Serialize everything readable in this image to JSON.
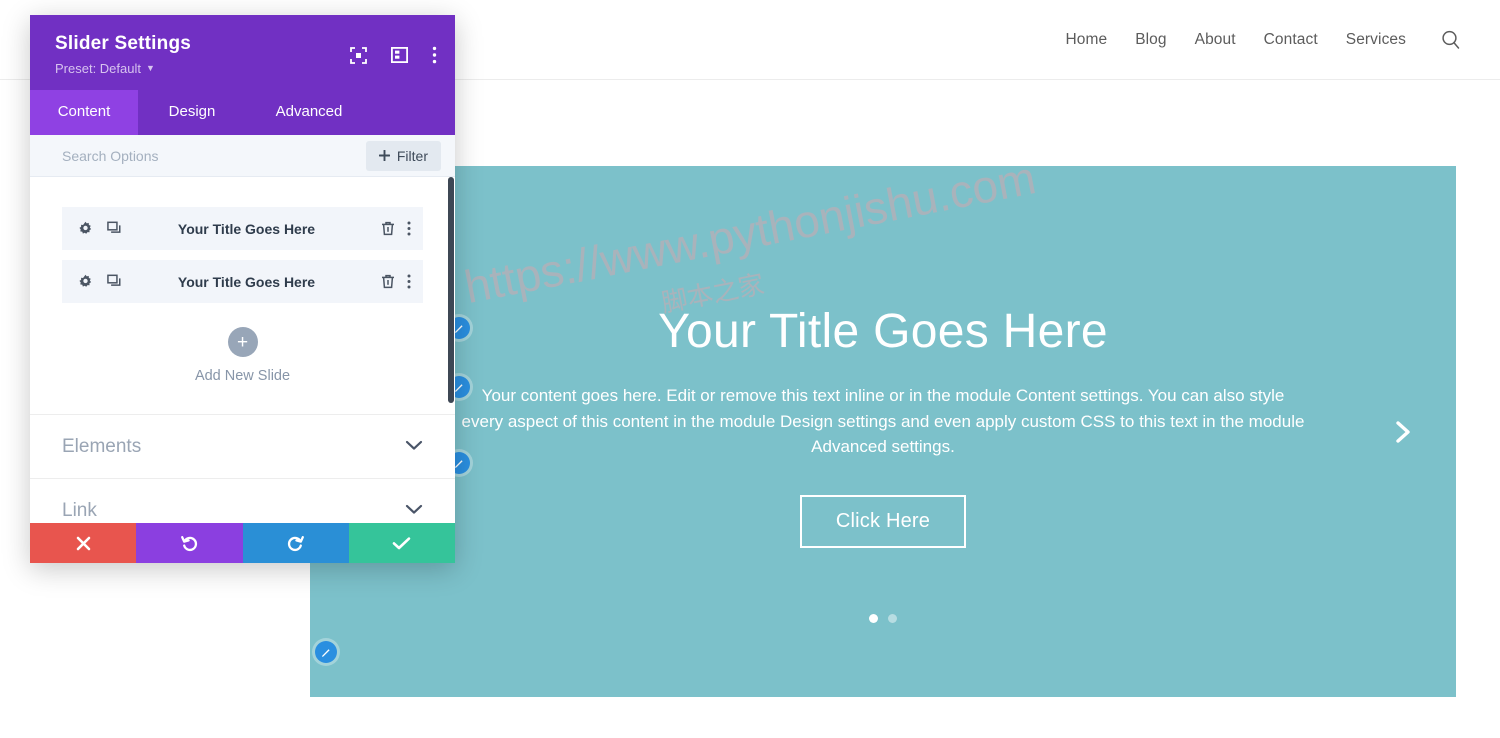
{
  "site_header": {
    "nav": [
      {
        "label": "Home"
      },
      {
        "label": "Blog"
      },
      {
        "label": "About"
      },
      {
        "label": "Contact"
      },
      {
        "label": "Services"
      }
    ],
    "search_icon": "search-icon"
  },
  "slider": {
    "background_color": "#7cc1ca",
    "title": "Your Title Goes Here",
    "body": "Your content goes here. Edit or remove this text inline or in the module Content settings. You can also style every aspect of this content in the module Design settings and even apply custom CSS to this text in the module Advanced settings.",
    "cta_label": "Click Here",
    "next_arrow_icon": "chevron-right-icon",
    "dots": [
      {
        "active": true
      },
      {
        "active": false
      }
    ],
    "watermark": "https://www.pythonjishu.com",
    "watermark_sub": "脚本之家"
  },
  "edit_badges": [
    {
      "icon": "pencil-icon"
    },
    {
      "icon": "pencil-icon"
    },
    {
      "icon": "pencil-icon"
    },
    {
      "icon": "pencil-icon"
    }
  ],
  "modal": {
    "title": "Slider Settings",
    "preset_label": "Preset: Default",
    "header_color": "#7130c3",
    "active_tab_color": "#8f41e3",
    "header_icons": [
      {
        "name": "focus-target-icon"
      },
      {
        "name": "layout-panel-icon"
      },
      {
        "name": "kebab-menu-icon"
      }
    ],
    "tabs": [
      {
        "label": "Content",
        "active": true
      },
      {
        "label": "Design",
        "active": false
      },
      {
        "label": "Advanced",
        "active": false
      }
    ],
    "search": {
      "value": "",
      "placeholder": "Search Options",
      "filter_label": "Filter",
      "filter_icon": "plus-icon"
    },
    "slides": [
      {
        "title": "Your Title Goes Here",
        "settings_icon": "gear-icon",
        "duplicate_icon": "duplicate-icon",
        "delete_icon": "trash-icon",
        "more_icon": "kebab-menu-icon"
      },
      {
        "title": "Your Title Goes Here",
        "settings_icon": "gear-icon",
        "duplicate_icon": "duplicate-icon",
        "delete_icon": "trash-icon",
        "more_icon": "kebab-menu-icon"
      }
    ],
    "add_slide": {
      "label": "Add New Slide",
      "icon": "plus-icon"
    },
    "sections": [
      {
        "title": "Elements",
        "chevron": "chevron-down-icon"
      },
      {
        "title": "Link",
        "chevron": "chevron-down-icon"
      }
    ],
    "footer_buttons": [
      {
        "name": "cancel-button",
        "icon": "close-x-icon",
        "color": "#e8554e"
      },
      {
        "name": "undo-button",
        "icon": "undo-icon",
        "color": "#8b3fe0"
      },
      {
        "name": "redo-button",
        "icon": "redo-icon",
        "color": "#2a8fd6"
      },
      {
        "name": "save-button",
        "icon": "checkmark-icon",
        "color": "#35c49a"
      }
    ]
  }
}
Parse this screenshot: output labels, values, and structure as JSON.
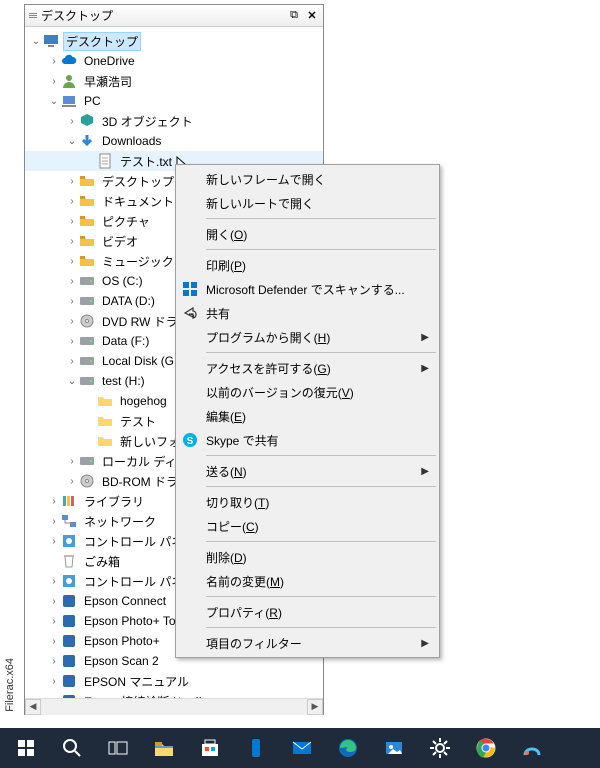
{
  "app_name": "Filerac.x64",
  "titlebar": {
    "title": "デスクトップ"
  },
  "tree": [
    {
      "d": 0,
      "tw": "v",
      "ico": "desktop",
      "c": "#3b82c4",
      "lbl": "デスクトップ",
      "sel": true
    },
    {
      "d": 1,
      "tw": ">",
      "ico": "cloud",
      "c": "#0078d4",
      "lbl": "OneDrive"
    },
    {
      "d": 1,
      "tw": ">",
      "ico": "user",
      "c": "#6aa84f",
      "lbl": "早瀬浩司"
    },
    {
      "d": 1,
      "tw": "v",
      "ico": "pc",
      "c": "#5b8dd6",
      "lbl": "PC"
    },
    {
      "d": 2,
      "tw": ">",
      "ico": "3d",
      "c": "#2aa198",
      "lbl": "3D オブジェクト"
    },
    {
      "d": 2,
      "tw": "v",
      "ico": "down",
      "c": "#2b88d8",
      "lbl": "Downloads"
    },
    {
      "d": 3,
      "tw": " ",
      "ico": "txt",
      "c": "#ffffff",
      "lbl": "テスト.txt",
      "hl": true,
      "cursor": true
    },
    {
      "d": 2,
      "tw": ">",
      "ico": "folder",
      "c": "#f8c146",
      "lbl": "デスクトップ"
    },
    {
      "d": 2,
      "tw": ">",
      "ico": "folder",
      "c": "#f8c146",
      "lbl": "ドキュメント"
    },
    {
      "d": 2,
      "tw": ">",
      "ico": "folder",
      "c": "#f8c146",
      "lbl": "ピクチャ"
    },
    {
      "d": 2,
      "tw": ">",
      "ico": "folder",
      "c": "#f8c146",
      "lbl": "ビデオ"
    },
    {
      "d": 2,
      "tw": ">",
      "ico": "folder",
      "c": "#f8c146",
      "lbl": "ミュージック"
    },
    {
      "d": 2,
      "tw": ">",
      "ico": "disk",
      "c": "#9aa0a6",
      "lbl": "OS (C:)"
    },
    {
      "d": 2,
      "tw": ">",
      "ico": "disk",
      "c": "#9aa0a6",
      "lbl": "DATA (D:)"
    },
    {
      "d": 2,
      "tw": ">",
      "ico": "dvd",
      "c": "#888",
      "lbl": "DVD RW ドラ"
    },
    {
      "d": 2,
      "tw": ">",
      "ico": "disk",
      "c": "#9aa0a6",
      "lbl": "Data (F:)"
    },
    {
      "d": 2,
      "tw": ">",
      "ico": "disk",
      "c": "#9aa0a6",
      "lbl": "Local Disk (G"
    },
    {
      "d": 2,
      "tw": "v",
      "ico": "disk",
      "c": "#9aa0a6",
      "lbl": "test (H:)"
    },
    {
      "d": 3,
      "tw": " ",
      "ico": "folder2",
      "c": "#ffd76a",
      "lbl": "hogehog"
    },
    {
      "d": 3,
      "tw": " ",
      "ico": "folder2",
      "c": "#ffd76a",
      "lbl": "テスト"
    },
    {
      "d": 3,
      "tw": " ",
      "ico": "folder2",
      "c": "#ffd76a",
      "lbl": "新しいフォ"
    },
    {
      "d": 2,
      "tw": ">",
      "ico": "disk",
      "c": "#9aa0a6",
      "lbl": "ローカル ディス"
    },
    {
      "d": 2,
      "tw": ">",
      "ico": "dvd",
      "c": "#888",
      "lbl": "BD-ROM ドラ"
    },
    {
      "d": 1,
      "tw": ">",
      "ico": "lib",
      "c": "#f8c146",
      "lbl": "ライブラリ"
    },
    {
      "d": 1,
      "tw": ">",
      "ico": "net",
      "c": "#5b8dd6",
      "lbl": "ネットワーク"
    },
    {
      "d": 1,
      "tw": ">",
      "ico": "cp",
      "c": "#4b9bd8",
      "lbl": "コントロール パネル"
    },
    {
      "d": 1,
      "tw": " ",
      "ico": "bin",
      "c": "#e0e0e0",
      "lbl": "ごみ箱"
    },
    {
      "d": 1,
      "tw": ">",
      "ico": "cp",
      "c": "#4b9bd8",
      "lbl": "コントロール パネル"
    },
    {
      "d": 1,
      "tw": ">",
      "ico": "app",
      "c": "#2b6cb0",
      "lbl": "Epson Connect"
    },
    {
      "d": 1,
      "tw": ">",
      "ico": "app",
      "c": "#2b6cb0",
      "lbl": "Epson Photo+ Too"
    },
    {
      "d": 1,
      "tw": ">",
      "ico": "app",
      "c": "#2b6cb0",
      "lbl": "Epson Photo+"
    },
    {
      "d": 1,
      "tw": ">",
      "ico": "app",
      "c": "#2b6cb0",
      "lbl": "Epson Scan 2"
    },
    {
      "d": 1,
      "tw": ">",
      "ico": "app",
      "c": "#2b6cb0",
      "lbl": "EPSON マニュアル"
    },
    {
      "d": 1,
      "tw": ">",
      "ico": "app",
      "c": "#2b6cb0",
      "lbl": "Epson 接続診断ツール"
    }
  ],
  "context_menu": [
    {
      "t": "item",
      "label": "新しいフレームで開く"
    },
    {
      "t": "item",
      "label": "新しいルートで開く"
    },
    {
      "t": "sep"
    },
    {
      "t": "item",
      "label_html": "開く(<u>O</u>)"
    },
    {
      "t": "sep"
    },
    {
      "t": "item",
      "label_html": "印刷(<u>P</u>)"
    },
    {
      "t": "item",
      "icon": "defender",
      "label": "Microsoft Defender でスキャンする..."
    },
    {
      "t": "item",
      "icon": "share",
      "label": "共有"
    },
    {
      "t": "item",
      "label_html": "プログラムから開く(<u>H</u>)",
      "sub": true
    },
    {
      "t": "sep"
    },
    {
      "t": "item",
      "label_html": "アクセスを許可する(<u>G</u>)",
      "sub": true
    },
    {
      "t": "item",
      "label_html": "以前のバージョンの復元(<u>V</u>)"
    },
    {
      "t": "item",
      "label_html": "編集(<u>E</u>)"
    },
    {
      "t": "item",
      "icon": "skype",
      "label": "Skype で共有"
    },
    {
      "t": "sep"
    },
    {
      "t": "item",
      "label_html": "送る(<u>N</u>)",
      "sub": true
    },
    {
      "t": "sep"
    },
    {
      "t": "item",
      "label_html": "切り取り(<u>T</u>)"
    },
    {
      "t": "item",
      "label_html": "コピー(<u>C</u>)"
    },
    {
      "t": "sep"
    },
    {
      "t": "item",
      "label_html": "削除(<u>D</u>)"
    },
    {
      "t": "item",
      "label_html": "名前の変更(<u>M</u>)"
    },
    {
      "t": "sep"
    },
    {
      "t": "item",
      "label_html": "プロパティ(<u>R</u>)"
    },
    {
      "t": "sep"
    },
    {
      "t": "item",
      "label": "項目のフィルター",
      "sub": true
    }
  ],
  "taskbar": [
    "start",
    "search",
    "taskview",
    "explorer",
    "store",
    "phone",
    "mail",
    "edge",
    "photos",
    "settings",
    "chrome",
    "paint"
  ]
}
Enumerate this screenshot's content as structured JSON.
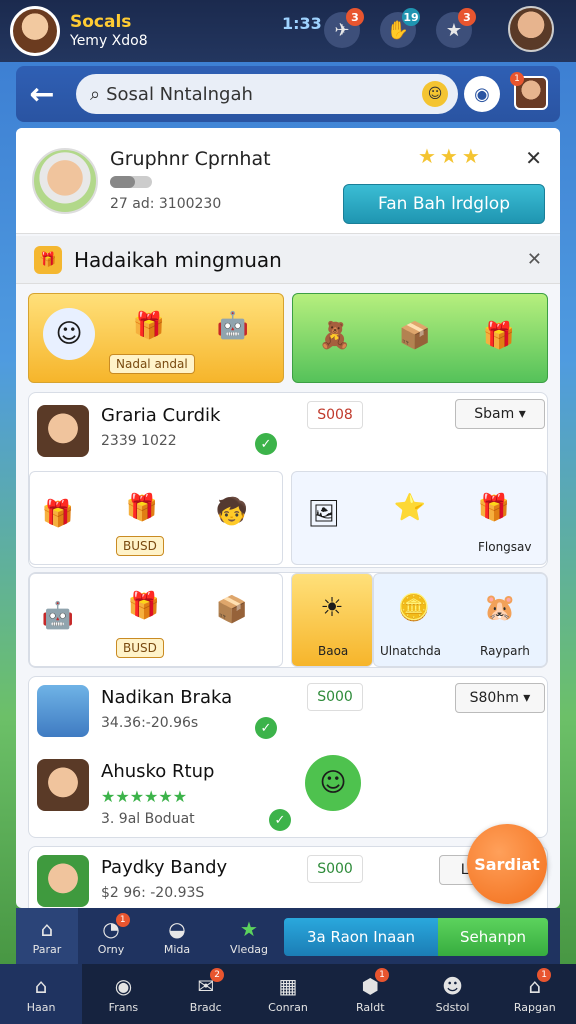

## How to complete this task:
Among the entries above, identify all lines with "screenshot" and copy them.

## Solved exercise:
Parse this screenshot: output labels, values, and structure as JSON.
Enumerate this screenshot's content as structured JSON.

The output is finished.